[Dataset excerpts]
★ ★ ★ ★ ★ ★ ★

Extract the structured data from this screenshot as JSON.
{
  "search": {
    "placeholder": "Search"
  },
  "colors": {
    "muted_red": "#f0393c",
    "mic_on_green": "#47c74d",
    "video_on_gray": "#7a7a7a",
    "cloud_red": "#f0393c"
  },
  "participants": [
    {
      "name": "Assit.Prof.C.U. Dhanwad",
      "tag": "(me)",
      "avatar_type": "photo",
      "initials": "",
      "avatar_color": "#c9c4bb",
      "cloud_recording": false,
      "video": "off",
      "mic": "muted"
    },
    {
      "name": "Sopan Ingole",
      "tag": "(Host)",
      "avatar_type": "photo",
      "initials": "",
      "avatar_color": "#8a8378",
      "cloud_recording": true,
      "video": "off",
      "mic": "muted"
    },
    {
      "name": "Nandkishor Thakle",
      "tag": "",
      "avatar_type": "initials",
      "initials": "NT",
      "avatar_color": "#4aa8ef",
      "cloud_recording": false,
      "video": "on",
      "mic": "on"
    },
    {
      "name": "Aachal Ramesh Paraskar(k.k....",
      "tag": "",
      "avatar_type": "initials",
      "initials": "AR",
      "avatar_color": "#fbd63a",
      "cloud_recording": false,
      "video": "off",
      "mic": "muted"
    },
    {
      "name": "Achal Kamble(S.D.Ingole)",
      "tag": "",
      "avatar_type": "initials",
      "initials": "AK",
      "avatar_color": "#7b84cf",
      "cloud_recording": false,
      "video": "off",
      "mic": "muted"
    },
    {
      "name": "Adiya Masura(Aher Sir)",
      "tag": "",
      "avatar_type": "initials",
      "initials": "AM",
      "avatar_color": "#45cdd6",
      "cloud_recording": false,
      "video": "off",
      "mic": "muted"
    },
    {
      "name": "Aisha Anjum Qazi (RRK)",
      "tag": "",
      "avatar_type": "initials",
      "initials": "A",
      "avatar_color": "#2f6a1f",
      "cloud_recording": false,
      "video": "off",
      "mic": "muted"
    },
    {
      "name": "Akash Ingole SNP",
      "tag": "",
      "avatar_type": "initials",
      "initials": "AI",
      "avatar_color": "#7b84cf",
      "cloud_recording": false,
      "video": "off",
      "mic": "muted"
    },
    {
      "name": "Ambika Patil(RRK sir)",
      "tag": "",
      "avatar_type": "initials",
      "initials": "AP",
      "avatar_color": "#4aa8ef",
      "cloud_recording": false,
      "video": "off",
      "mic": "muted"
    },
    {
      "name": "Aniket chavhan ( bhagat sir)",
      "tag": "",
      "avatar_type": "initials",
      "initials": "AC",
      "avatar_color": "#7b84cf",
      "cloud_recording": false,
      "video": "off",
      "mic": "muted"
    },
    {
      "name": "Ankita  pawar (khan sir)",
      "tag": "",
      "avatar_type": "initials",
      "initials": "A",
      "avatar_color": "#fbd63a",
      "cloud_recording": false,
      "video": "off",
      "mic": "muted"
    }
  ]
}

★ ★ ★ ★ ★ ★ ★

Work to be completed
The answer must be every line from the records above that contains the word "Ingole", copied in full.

Exercise answer
      "name": "Sopan Ingole",
      "name": "Achal Kamble(S.D.Ingole)",
      "name": "Akash Ingole SNP",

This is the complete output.